NEW YORK — Steinway Musical Instruments Inc., the famous manufacturer of pianos, saxophones and trumpets, said on Wednesday it had decided not to sell itself following a 17-month-long exploration of strategic alternatives.
An American icon synonymous with handmade grand pianos, Steinway has struggled to keep its production margins competitive amid stagnant sales, and has seen its shares plunge 10 percent year-to-date. Still, its third-quarter earnings last month offered signs that cost-cutting was paying off.
In a statement on Wednesday, Steinway said it had received several non-binding indications of interest in buying the company, following talks with other companies in the sector as well as private equity, yet these did not offer more value than its own strategic plan.
"We will continue to focus management's efforts on execution of that plan and we look forward to a prosperous 2013," Steinway CEO Michael Sweeney said in the statement.
An in-principle agreement to sell its band instrument division to an investor group led by two of its board members, Dana Messina and John Stoner, was also scrapped in light of the current operating performance of the band division, Steinway said.

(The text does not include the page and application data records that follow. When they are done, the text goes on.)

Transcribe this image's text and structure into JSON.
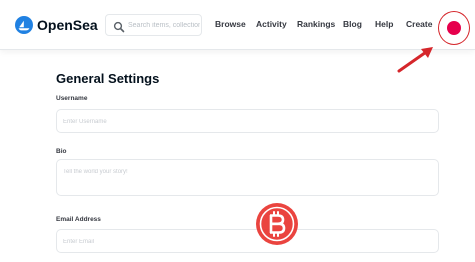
{
  "header": {
    "brand": "OpenSea",
    "search": {
      "placeholder": "Search items, collections"
    },
    "nav": {
      "browse": "Browse",
      "activity": "Activity",
      "rankings": "Rankings",
      "blog": "Blog",
      "help": "Help",
      "create": "Create"
    }
  },
  "settings": {
    "title": "General Settings",
    "username": {
      "label": "Username",
      "placeholder": "Enter Username"
    },
    "bio": {
      "label": "Bio",
      "placeholder": "Tell the world your story!"
    },
    "email": {
      "label": "Email Address",
      "placeholder": "Enter Email"
    }
  },
  "icons": {
    "logo": "opensea-logo-icon",
    "search": "search-icon",
    "avatar": "avatar",
    "annotation": "red-arrow-annotation",
    "watermark": "bitcoin-watermark-icon"
  },
  "colors": {
    "brand_blue": "#2081e2",
    "avatar_pink": "#e6004c",
    "annotation_red": "#d5262b",
    "watermark_red": "#e8302a"
  }
}
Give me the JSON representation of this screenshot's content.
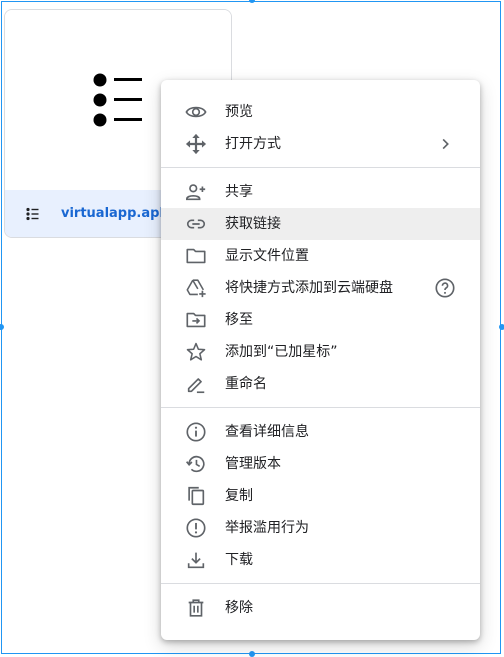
{
  "file": {
    "name": "virtualapp.apk",
    "thumbnail_icon": "list-icon",
    "type_icon": "list-icon"
  },
  "colors": {
    "selection": "#2196f3",
    "file_name": "#1967d2",
    "footer_bg": "#e8f0fe",
    "hover_bg": "#eeeeee",
    "icon": "#5f6368",
    "text": "#202124"
  },
  "menu": {
    "groups": [
      [
        {
          "label": "预览",
          "icon": "eye-icon"
        },
        {
          "label": "打开方式",
          "icon": "move-arrows-icon",
          "submenu": true
        }
      ],
      [
        {
          "label": "共享",
          "icon": "person-add-icon"
        },
        {
          "label": "获取链接",
          "icon": "link-icon",
          "highlighted": true
        },
        {
          "label": "显示文件位置",
          "icon": "folder-icon"
        },
        {
          "label": "将快捷方式添加到云端硬盘",
          "icon": "drive-shortcut-icon",
          "help": true
        },
        {
          "label": "移至",
          "icon": "move-to-folder-icon"
        },
        {
          "label": "添加到“已加星标”",
          "icon": "star-icon"
        },
        {
          "label": "重命名",
          "icon": "pencil-icon"
        }
      ],
      [
        {
          "label": "查看详细信息",
          "icon": "info-icon"
        },
        {
          "label": "管理版本",
          "icon": "history-icon"
        },
        {
          "label": "复制",
          "icon": "copy-icon"
        },
        {
          "label": "举报滥用行为",
          "icon": "report-icon"
        },
        {
          "label": "下载",
          "icon": "download-icon"
        }
      ],
      [
        {
          "label": "移除",
          "icon": "trash-icon"
        }
      ]
    ]
  }
}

In July 2011, Messina, Stoner and other members of management made an offer for Steinway's band instrument and online music divisions, prompting the company to set up a special committee in order to assess it.
Later that month, Steinway asked investment bank Allen & Co. LLC to assist the special committee on exploring strategic alternatives that could also include selling the whole company outright to other interested parties.
By October 2011, Messina had stepped down as CEO of the company after 15 years at the helm to pursue his bid, yet he remained a board member. He was replaced by Sweeney, a chairman of the board of Star Tribune Media Holdings and a former president of Starbucks Coffee Company (UK) Ltd.
Steinway said on Wednesday that it was continuing a separate process to sell its leasehold interest in New York's Steinway Hall building, situated on Manhattan's 57th Street, and was in talks with several parties.
According to its website, Steinway & Sons, the company's piano unit, opened the first Steinway Hall on 14th Street in Manhattan in 1866.
With a main auditorium of 2,000 seats, it became New York City's artistic and cultural center, housing the New York Philharmonic until Carnegie Hall opened in 1891. These days, Steinway Hall is a showroom for the company's instruments.
The Waltham, Mass.-based company's pianos have been used by legendary artists such as Cole Porter and Sergei Rachmaninoff and by contemporary ones like Chinese concert pianist Lang Lang.